Your instructions
Go through the data underneath and report how many lines hold the string "bold", giving only the number.

Listed entries
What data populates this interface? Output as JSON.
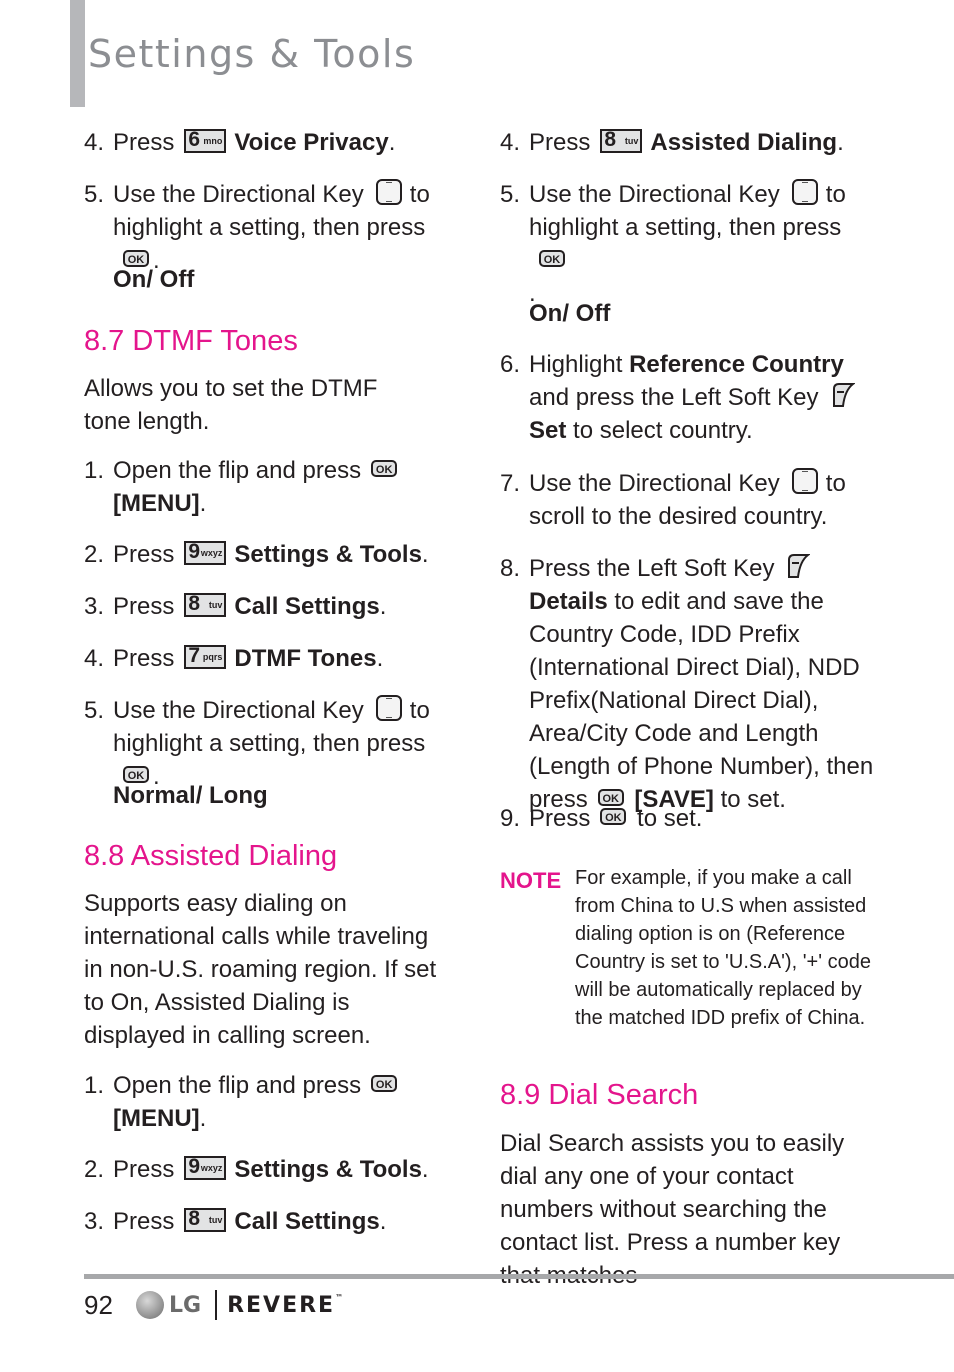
{
  "header": {
    "title": "Settings & Tools"
  },
  "left": {
    "intro_steps": [
      {
        "num": "4.",
        "pre": "Press",
        "key": {
          "digit": "6",
          "letters": "mno"
        },
        "label": "Voice Privacy",
        "post": "."
      },
      {
        "num": "5.",
        "text_a": "Use the Directional Key",
        "text_b": "to",
        "text_c": "highlight a setting, then press",
        "text_d": "."
      }
    ],
    "intro_options": "On/ Off",
    "dtmf": {
      "heading": "8.7 DTMF Tones",
      "desc": "Allows you to set the DTMF tone length.",
      "step1": {
        "num": "1.",
        "text": "Open the flip and press",
        "menu": "[MENU]",
        "post": "."
      },
      "step2": {
        "num": "2.",
        "pre": "Press",
        "key": {
          "digit": "9",
          "letters": "wxyz"
        },
        "label": "Settings & Tools",
        "post": "."
      },
      "step3": {
        "num": "3.",
        "pre": "Press",
        "key": {
          "digit": "8",
          "letters": "tuv"
        },
        "label": "Call Settings",
        "post": "."
      },
      "step4": {
        "num": "4.",
        "pre": "Press",
        "key": {
          "digit": "7",
          "letters": "pqrs"
        },
        "label": "DTMF Tones",
        "post": "."
      },
      "step5": {
        "num": "5.",
        "text_a": "Use the Directional Key",
        "text_b": "to",
        "text_c": "highlight a setting, then press",
        "text_d": "."
      },
      "options": "Normal/ Long"
    },
    "assisted": {
      "heading": "8.8 Assisted Dialing",
      "desc": "Supports easy dialing on international calls while traveling in non-U.S. roaming region. If set to On, Assisted Dialing is displayed in calling screen.",
      "step1": {
        "num": "1.",
        "text": "Open the flip and press",
        "menu": "[MENU]",
        "post": "."
      },
      "step2": {
        "num": "2.",
        "pre": "Press",
        "key": {
          "digit": "9",
          "letters": "wxyz"
        },
        "label": "Settings & Tools",
        "post": "."
      },
      "step3": {
        "num": "3.",
        "pre": "Press",
        "key": {
          "digit": "8",
          "letters": "tuv"
        },
        "label": "Call Settings",
        "post": "."
      }
    }
  },
  "right": {
    "step4": {
      "num": "4.",
      "pre": "Press",
      "key": {
        "digit": "8",
        "letters": "tuv"
      },
      "label": "Assisted Dialing",
      "post": "."
    },
    "step5": {
      "num": "5.",
      "text_a": "Use the Directional Key",
      "text_b": "to",
      "text_c": "highlight a setting, then press",
      "text_d": "."
    },
    "options": "On/ Off",
    "step6": {
      "num": "6.",
      "pre": "Highlight",
      "bold": "Reference Country",
      "text": "and press the Left Soft Key",
      "set": "Set",
      "post": "to select country."
    },
    "step7": {
      "num": "7.",
      "text_a": "Use the Directional Key",
      "text_b": "to",
      "text_c": "scroll to the desired country."
    },
    "step8": {
      "num": "8.",
      "pre": "Press the Left Soft Key",
      "bold": "Details",
      "body": "to edit and save the Country Code, IDD Prefix (International Direct Dial), NDD Prefix(National Direct Dial), Area/City Code and Length (Length of Phone Number), then",
      "press": "press",
      "save": "[SAVE]",
      "post": "to set."
    },
    "step9": {
      "num": "9.",
      "pre": "Press",
      "post": "to set."
    },
    "note": {
      "label": "NOTE",
      "text": "For example, if you make a call from China to U.S when assisted dialing option is on (Reference Country is set to 'U.S.A'), '+' code will be automatically replaced by the matched IDD prefix of China."
    },
    "dial_search": {
      "heading": "8.9 Dial Search",
      "desc": "Dial Search assists you to easily dial any one of your contact numbers without searching the contact list. Press a number key that matches"
    }
  },
  "footer": {
    "page_number": "92",
    "brand": "LG",
    "product": "REVERE",
    "tm": "™"
  },
  "icons": {
    "ok": "OK"
  },
  "colors": {
    "accent": "#e4158c",
    "title_gray": "#8c8e92",
    "bar_gray": "#b6b7ba"
  }
}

Task result
2